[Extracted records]
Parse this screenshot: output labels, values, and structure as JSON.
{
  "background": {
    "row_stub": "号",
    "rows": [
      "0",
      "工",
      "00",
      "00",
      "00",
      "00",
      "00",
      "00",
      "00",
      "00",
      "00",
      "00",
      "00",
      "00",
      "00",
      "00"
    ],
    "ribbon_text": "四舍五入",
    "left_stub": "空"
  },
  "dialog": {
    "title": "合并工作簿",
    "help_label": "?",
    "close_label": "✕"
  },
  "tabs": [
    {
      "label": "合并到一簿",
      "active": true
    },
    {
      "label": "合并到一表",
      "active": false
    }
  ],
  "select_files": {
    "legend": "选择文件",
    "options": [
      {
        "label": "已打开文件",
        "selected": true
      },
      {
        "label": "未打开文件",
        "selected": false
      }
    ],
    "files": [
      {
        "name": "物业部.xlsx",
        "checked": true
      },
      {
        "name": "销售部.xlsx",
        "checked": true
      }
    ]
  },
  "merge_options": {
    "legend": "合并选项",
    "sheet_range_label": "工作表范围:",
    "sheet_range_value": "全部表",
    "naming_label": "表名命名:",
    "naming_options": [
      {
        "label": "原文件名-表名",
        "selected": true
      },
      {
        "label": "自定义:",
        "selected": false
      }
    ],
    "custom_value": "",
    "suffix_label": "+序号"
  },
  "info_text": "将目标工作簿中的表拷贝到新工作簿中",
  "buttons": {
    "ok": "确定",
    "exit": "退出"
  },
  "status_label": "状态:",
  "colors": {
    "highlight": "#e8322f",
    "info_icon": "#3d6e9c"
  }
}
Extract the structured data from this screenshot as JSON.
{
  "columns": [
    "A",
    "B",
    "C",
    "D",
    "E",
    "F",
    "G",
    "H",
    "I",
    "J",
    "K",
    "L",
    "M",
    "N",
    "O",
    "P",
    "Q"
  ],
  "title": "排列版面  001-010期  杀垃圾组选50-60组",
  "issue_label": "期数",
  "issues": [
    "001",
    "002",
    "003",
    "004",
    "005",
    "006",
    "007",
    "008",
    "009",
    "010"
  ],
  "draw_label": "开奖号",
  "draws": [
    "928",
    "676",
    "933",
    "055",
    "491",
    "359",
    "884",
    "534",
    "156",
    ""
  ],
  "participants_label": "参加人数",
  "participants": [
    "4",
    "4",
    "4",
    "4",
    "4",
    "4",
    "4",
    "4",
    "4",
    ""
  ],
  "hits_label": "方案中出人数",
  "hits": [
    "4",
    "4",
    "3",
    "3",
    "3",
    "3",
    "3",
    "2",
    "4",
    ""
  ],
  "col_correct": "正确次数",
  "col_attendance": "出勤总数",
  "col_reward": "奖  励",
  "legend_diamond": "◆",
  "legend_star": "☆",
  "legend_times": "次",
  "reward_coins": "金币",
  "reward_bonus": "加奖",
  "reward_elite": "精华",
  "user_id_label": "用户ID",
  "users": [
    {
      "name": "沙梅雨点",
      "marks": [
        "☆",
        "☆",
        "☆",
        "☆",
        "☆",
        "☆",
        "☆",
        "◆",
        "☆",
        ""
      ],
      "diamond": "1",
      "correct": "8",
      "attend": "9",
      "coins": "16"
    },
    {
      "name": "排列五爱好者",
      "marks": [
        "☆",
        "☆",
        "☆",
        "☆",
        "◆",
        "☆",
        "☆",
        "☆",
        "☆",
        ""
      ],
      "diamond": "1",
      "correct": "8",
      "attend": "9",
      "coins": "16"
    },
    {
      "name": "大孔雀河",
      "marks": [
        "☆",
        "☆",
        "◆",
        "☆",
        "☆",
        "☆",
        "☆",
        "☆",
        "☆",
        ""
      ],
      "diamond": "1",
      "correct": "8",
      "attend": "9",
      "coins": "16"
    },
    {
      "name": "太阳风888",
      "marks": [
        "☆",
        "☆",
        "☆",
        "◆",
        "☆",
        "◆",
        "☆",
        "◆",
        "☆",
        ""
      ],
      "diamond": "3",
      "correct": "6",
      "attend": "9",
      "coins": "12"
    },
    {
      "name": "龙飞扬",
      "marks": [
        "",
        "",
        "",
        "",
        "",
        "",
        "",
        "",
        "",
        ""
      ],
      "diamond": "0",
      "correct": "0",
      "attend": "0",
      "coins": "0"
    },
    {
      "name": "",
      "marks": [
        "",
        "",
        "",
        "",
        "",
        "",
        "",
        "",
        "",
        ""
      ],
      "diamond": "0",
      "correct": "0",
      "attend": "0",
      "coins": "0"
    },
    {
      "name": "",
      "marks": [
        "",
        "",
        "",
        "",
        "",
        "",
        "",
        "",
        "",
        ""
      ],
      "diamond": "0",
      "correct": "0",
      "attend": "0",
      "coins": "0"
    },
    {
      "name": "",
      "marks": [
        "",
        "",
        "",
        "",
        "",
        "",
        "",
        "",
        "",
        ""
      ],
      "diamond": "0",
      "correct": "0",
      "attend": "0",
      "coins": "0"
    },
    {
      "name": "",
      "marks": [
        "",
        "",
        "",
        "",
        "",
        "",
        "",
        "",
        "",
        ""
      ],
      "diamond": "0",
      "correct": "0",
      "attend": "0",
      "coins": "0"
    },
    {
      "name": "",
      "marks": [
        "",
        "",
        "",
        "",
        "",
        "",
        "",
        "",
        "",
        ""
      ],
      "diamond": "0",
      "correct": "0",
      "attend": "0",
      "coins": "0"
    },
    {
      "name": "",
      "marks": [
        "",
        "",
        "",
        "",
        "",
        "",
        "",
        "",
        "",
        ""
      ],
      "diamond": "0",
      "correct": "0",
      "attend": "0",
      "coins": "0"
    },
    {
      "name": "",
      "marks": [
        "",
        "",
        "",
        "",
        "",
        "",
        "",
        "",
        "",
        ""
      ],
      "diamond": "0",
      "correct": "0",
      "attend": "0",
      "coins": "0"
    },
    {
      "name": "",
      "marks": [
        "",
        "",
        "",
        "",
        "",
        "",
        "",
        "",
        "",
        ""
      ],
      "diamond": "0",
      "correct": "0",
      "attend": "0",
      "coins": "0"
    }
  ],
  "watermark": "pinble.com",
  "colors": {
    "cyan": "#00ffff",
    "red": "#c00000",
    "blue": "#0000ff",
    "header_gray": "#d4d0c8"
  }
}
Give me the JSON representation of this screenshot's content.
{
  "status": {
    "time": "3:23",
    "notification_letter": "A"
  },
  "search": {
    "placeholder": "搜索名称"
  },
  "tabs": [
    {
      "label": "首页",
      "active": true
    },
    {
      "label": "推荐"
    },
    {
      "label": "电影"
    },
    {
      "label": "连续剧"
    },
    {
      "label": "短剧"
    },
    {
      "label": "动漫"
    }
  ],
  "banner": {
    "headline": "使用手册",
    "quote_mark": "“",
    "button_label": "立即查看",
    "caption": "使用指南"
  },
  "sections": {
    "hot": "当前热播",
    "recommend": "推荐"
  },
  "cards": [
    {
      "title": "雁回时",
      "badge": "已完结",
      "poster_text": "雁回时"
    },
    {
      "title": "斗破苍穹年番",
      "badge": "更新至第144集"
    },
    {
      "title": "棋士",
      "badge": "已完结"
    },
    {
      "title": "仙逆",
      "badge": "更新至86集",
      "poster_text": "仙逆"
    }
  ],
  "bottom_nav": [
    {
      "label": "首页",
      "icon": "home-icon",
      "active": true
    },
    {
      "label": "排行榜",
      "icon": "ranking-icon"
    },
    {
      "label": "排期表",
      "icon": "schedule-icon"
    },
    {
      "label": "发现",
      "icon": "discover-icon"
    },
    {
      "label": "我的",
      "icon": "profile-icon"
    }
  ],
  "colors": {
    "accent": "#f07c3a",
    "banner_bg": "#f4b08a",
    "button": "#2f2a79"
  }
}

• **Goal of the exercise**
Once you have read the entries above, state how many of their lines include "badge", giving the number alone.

• **Task answer**
4